My book writing role
Other titles in the Supercars series focused on cars that had been in production for one or two model generations and typically for five to 12 years. The Chevrolet Corvette, however, had been rolling off production lines for five model generations and 50 years. This demanded an extraordinary amount of historical research. I also conducted detailed background research into the current-generation car, visiting the Corvette factory in Bowling Green, Kentucky and GM’s headquarters in Detroit to interview the Corvette’s chief engineer and design studio head.
I interspersed the main narrative of the book with standalone stories, spotlighting the people behind the cars – colourful characters such as Harley Earl, the flamboyant designer who first headed GM’s Styling studio, and Zora Arkus-Duntov, the US immigrant of Russian parents who perhaps did more than any other engineer, in the two decades after World War II, to make America’s sports cars go fast and handle well.
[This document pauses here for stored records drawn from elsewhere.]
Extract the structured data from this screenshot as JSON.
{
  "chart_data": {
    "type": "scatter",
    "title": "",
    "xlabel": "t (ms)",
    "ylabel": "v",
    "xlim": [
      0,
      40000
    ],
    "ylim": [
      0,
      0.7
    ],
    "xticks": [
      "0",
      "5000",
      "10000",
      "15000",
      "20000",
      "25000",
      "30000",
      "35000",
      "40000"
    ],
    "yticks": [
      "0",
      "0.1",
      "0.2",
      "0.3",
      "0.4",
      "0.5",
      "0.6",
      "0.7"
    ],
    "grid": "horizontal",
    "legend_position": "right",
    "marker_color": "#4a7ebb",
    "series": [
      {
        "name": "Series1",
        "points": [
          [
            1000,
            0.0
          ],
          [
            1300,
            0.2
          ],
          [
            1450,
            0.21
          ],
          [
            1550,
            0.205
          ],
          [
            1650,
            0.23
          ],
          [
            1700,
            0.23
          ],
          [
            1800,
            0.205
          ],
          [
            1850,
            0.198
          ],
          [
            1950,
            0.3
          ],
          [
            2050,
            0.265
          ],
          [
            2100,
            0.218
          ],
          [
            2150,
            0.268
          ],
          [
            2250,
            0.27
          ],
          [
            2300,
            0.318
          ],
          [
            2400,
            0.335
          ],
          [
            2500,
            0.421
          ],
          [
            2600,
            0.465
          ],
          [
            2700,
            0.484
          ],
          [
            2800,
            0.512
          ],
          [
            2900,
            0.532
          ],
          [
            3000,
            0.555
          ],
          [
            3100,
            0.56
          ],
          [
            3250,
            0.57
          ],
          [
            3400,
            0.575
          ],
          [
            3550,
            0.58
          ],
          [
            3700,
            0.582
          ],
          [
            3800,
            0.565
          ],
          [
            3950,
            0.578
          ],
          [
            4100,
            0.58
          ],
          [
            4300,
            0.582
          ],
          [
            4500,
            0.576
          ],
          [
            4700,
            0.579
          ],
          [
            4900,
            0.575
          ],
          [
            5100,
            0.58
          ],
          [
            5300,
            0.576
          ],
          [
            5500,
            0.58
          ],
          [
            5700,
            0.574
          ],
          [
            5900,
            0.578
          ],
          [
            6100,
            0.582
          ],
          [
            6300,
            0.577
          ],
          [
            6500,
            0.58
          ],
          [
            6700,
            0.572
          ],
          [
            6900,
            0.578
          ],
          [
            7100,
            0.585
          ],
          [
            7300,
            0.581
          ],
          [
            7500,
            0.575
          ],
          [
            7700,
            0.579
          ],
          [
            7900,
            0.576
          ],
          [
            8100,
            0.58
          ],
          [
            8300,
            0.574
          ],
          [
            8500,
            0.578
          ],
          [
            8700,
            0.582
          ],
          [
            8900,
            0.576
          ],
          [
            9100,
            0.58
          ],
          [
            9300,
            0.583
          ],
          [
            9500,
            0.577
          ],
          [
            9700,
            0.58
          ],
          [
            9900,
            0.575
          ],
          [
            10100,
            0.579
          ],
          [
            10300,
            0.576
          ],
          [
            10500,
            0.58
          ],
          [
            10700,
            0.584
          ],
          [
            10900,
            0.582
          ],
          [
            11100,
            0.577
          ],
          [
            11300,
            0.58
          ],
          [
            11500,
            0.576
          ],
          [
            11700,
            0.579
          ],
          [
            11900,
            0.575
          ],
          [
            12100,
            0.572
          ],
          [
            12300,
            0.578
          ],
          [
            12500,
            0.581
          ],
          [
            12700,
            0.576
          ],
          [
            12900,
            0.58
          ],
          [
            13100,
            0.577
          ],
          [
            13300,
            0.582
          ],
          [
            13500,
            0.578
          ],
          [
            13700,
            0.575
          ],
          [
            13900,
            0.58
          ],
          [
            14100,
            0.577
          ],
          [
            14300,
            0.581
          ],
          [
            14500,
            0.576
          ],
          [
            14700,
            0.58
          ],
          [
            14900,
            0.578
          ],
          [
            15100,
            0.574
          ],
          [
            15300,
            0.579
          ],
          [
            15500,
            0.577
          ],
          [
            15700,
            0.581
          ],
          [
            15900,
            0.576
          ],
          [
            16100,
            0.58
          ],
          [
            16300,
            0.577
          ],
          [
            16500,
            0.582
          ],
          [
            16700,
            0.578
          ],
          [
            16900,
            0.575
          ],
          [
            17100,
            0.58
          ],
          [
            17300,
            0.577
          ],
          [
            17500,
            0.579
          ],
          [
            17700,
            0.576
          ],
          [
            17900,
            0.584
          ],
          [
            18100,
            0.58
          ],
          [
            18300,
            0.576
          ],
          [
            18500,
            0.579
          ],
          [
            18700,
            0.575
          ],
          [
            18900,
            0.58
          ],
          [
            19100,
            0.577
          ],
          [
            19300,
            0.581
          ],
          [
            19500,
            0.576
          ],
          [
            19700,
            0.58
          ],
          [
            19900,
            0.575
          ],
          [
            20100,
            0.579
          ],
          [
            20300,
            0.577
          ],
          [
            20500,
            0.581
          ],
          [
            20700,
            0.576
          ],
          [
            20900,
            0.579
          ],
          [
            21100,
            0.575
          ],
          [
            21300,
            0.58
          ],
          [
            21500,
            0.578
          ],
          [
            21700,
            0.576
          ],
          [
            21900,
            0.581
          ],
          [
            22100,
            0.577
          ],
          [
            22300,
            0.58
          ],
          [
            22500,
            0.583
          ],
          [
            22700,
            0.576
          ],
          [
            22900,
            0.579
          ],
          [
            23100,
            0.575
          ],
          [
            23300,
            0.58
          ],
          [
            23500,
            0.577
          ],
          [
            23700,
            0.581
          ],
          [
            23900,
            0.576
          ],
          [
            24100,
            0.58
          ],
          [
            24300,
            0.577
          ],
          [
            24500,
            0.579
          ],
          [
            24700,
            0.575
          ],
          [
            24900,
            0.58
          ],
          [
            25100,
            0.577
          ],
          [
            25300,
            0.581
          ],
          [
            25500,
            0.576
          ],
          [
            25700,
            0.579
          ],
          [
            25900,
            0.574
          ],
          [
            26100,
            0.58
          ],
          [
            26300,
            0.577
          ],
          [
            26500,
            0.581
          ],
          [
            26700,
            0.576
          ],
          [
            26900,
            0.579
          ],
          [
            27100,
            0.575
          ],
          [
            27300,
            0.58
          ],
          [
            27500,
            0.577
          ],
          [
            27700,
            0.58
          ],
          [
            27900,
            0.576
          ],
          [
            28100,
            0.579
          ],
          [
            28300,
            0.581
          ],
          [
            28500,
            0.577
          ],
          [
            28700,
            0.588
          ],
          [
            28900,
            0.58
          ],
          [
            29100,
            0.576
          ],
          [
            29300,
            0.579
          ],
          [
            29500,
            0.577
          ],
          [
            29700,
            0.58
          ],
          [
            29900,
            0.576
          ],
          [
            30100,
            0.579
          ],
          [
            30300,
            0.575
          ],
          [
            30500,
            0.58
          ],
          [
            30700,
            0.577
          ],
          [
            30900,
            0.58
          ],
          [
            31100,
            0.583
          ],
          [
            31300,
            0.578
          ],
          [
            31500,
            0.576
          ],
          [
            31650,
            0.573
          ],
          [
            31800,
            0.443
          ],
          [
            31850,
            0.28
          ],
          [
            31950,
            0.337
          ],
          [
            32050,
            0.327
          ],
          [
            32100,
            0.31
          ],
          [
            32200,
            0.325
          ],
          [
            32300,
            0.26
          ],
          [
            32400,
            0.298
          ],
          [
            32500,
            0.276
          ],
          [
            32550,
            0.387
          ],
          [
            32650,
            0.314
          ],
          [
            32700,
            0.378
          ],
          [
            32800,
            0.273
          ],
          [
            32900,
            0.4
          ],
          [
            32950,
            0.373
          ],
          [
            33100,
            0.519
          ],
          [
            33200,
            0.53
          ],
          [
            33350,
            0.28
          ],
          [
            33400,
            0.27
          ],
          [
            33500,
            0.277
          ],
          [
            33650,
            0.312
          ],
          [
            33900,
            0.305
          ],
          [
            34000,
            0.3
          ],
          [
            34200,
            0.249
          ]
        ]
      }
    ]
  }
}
My writing also included a photo-led story about the Corvette’s factory; text for graphics tracking the car’s annual sales, engine power, top speed, and acceleration statistics; and a double-page timeline from 1953 to the current day which charted the pace, power and popularity of America’s favourite automobile in parallel with events and pop culture of the same time.